Dorset hospital trusts merger 'would cut choice'
A proposed merger of two Dorset NHS hospital trusts would reduce choice for thousands of patients, the Competition Commission has said.
Bournemouth and Poole hospitals want to join forces in a move to save money.
In its provisional findings, the commission said the move would lead to overlaps in a number of inpatient, outpatient and maternity services.
The trusts said they were "bitterly disappointed" by the findings.
The merger was referred to the commission by the Office of Fair Trading, amid concerns about allowing two competing trusts to combine.
Roger Witcomb, chairman of the Competition Commission, said: "Health policy has for some time been that patient choice has an important role in incentivising hospitals to maintain and increase quality.
"Our concern is that this merger would weaken this incentive across a wide range of the hospitals' activities and remove one important driver of healthcare quality."
The commission has invited the trusts to address its concerns before it makes its final decision by 26 August.
Poole Hospital NHS Foundation Trust is already being investigated amid concerns over its finances and has warned it faces a deficit if the planned merger fails.
The commission said if the move did not go through it did not believe Poole would close.
In a joint statement, the chief executives of the trusts said: "The trusts are bitterly disappointed that the interests of competition are being put before the interests of patients, their care, welfare and safety.
"The two trusts have emphasised that they provide complementary services, work together collaboratively, do not compete and wish to come together to protect and enhance services for patients.

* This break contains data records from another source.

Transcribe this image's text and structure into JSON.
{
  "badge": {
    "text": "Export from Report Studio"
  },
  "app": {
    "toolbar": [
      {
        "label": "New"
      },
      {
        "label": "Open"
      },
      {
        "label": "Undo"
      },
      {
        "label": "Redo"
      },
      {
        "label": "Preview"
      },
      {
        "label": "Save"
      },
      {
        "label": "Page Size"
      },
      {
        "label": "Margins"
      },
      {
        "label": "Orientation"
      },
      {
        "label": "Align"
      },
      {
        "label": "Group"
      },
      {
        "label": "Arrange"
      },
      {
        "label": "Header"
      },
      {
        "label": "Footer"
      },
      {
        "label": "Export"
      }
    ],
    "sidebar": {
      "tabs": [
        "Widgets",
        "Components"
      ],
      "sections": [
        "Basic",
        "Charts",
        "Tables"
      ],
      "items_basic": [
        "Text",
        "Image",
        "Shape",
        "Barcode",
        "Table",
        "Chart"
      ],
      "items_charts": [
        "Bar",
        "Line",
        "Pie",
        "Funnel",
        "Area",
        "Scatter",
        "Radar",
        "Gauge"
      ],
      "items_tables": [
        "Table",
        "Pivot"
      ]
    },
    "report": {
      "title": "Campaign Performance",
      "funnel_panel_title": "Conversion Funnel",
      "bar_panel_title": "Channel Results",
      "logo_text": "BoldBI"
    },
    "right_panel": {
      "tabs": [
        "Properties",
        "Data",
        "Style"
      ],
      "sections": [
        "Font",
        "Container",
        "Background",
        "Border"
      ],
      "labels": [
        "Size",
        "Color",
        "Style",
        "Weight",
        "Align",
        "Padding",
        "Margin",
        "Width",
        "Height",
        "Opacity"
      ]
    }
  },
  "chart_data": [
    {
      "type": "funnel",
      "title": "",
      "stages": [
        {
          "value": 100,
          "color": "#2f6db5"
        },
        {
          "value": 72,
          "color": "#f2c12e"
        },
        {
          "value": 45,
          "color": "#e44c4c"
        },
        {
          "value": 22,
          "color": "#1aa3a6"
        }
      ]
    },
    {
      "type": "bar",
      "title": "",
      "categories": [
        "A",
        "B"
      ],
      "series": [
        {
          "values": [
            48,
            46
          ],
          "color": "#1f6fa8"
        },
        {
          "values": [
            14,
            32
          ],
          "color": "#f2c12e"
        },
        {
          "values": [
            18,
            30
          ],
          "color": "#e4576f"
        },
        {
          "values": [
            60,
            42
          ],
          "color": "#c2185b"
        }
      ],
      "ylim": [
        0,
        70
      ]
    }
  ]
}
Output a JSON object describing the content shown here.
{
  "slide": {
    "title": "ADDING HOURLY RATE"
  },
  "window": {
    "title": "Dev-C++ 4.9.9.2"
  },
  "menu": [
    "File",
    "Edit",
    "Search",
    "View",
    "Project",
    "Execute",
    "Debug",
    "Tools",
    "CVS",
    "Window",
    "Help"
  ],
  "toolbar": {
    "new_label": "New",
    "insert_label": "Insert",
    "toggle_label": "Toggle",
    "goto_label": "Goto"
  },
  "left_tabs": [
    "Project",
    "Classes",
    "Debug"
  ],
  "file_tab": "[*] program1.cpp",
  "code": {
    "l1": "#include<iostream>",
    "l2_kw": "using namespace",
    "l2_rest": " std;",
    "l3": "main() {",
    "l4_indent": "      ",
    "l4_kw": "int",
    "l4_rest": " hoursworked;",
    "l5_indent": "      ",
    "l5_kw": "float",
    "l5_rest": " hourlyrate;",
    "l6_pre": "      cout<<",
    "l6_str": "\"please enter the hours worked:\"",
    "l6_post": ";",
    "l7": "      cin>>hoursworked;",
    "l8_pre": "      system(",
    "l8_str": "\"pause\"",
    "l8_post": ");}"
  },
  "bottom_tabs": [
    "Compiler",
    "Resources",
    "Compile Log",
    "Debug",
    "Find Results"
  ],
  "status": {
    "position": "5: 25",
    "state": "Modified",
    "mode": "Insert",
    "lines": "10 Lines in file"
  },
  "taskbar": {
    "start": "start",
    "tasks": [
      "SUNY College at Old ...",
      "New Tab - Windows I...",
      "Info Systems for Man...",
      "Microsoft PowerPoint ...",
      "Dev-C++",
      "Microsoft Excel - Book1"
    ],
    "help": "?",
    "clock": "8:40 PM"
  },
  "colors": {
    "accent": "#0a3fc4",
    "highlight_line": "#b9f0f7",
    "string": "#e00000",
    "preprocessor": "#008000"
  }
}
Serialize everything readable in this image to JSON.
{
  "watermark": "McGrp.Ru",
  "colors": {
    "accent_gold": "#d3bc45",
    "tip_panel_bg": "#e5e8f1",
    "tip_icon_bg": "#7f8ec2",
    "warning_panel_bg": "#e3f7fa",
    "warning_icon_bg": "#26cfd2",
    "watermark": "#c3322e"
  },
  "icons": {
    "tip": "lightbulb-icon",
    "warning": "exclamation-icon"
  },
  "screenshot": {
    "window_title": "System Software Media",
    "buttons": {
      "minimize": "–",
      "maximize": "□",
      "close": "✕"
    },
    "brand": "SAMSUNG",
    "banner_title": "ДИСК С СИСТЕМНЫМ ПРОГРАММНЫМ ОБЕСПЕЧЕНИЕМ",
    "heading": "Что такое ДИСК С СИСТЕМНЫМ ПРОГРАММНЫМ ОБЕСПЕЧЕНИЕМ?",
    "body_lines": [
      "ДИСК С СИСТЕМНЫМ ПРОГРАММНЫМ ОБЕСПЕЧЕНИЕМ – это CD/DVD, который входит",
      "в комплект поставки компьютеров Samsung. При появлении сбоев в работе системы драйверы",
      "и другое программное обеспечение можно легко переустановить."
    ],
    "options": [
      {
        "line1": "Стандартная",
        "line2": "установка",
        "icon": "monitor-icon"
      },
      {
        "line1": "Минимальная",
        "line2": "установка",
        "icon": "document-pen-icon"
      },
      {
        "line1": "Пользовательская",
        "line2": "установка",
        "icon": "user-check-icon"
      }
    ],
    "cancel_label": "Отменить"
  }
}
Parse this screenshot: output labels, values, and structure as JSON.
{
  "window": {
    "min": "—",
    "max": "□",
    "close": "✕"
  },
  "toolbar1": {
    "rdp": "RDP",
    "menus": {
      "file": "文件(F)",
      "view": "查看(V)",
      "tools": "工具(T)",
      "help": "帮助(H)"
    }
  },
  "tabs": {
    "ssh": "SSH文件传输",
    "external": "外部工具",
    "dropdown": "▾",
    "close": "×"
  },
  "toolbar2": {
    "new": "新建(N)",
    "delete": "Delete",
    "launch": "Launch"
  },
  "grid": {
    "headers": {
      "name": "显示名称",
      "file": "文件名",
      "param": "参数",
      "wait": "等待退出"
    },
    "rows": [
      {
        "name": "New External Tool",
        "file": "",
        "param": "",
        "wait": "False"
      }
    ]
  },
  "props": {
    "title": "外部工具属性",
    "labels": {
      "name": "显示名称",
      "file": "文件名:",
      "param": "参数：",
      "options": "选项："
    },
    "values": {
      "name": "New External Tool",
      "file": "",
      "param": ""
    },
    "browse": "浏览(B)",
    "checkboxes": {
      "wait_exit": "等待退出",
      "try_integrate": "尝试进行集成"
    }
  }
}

"The trusts consider that the process is not fit for purpose and will be raising this at the highest level."